Exercise objective
Go over the entries below line by line, copying each one that contains the word "Procedure".

[Dataset records]
Content starts

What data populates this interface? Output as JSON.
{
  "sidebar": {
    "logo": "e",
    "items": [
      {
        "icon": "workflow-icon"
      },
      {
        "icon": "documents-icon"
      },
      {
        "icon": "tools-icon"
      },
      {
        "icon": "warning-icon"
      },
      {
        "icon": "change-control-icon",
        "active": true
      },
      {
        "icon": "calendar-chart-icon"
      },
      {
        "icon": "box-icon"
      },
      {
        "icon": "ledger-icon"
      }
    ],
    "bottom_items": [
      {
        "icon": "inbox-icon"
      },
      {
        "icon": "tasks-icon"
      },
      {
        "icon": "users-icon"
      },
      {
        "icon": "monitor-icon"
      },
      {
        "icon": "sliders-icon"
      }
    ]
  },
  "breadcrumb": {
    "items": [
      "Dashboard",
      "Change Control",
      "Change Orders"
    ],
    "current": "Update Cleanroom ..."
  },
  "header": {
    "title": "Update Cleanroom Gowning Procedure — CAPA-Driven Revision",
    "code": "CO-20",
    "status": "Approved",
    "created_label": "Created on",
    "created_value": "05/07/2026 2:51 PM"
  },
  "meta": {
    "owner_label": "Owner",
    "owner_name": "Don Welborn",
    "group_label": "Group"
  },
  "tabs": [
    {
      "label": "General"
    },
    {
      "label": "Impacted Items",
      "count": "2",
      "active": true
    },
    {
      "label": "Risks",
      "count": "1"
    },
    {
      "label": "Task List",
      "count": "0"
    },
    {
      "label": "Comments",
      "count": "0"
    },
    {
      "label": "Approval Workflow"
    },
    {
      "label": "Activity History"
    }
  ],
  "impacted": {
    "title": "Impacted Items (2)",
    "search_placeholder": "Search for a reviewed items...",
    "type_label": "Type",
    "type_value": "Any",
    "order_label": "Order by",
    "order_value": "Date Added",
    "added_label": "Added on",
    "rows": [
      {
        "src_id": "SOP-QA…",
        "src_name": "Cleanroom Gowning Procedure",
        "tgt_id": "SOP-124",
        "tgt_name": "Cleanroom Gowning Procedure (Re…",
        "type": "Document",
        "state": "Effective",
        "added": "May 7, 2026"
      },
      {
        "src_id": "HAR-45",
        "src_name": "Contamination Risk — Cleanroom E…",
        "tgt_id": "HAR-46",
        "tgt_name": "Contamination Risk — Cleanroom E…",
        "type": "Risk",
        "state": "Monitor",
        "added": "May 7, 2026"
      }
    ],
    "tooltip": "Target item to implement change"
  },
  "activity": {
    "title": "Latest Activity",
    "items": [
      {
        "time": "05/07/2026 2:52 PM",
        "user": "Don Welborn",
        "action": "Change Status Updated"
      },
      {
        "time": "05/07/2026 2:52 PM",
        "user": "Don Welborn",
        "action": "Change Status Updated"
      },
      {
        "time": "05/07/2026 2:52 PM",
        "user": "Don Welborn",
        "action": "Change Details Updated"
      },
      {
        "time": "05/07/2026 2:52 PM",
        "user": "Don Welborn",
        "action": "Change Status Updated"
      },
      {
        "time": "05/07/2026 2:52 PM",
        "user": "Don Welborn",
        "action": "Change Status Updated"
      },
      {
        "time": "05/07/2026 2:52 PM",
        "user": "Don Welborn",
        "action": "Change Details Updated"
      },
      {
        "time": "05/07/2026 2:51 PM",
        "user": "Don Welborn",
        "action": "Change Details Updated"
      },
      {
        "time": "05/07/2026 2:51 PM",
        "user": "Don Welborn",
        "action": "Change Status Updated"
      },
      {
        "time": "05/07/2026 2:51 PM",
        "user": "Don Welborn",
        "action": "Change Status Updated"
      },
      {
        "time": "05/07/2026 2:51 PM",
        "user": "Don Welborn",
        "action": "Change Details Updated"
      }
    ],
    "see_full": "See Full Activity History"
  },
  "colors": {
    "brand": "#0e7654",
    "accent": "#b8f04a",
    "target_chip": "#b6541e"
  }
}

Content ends

Task response
    "title": "Update Cleanroom Gowning Procedure — CAPA-Driven Revision",
        "src_name": "Cleanroom Gowning Procedure",
        "tgt_name": "Cleanroom Gowning Procedure (Re…",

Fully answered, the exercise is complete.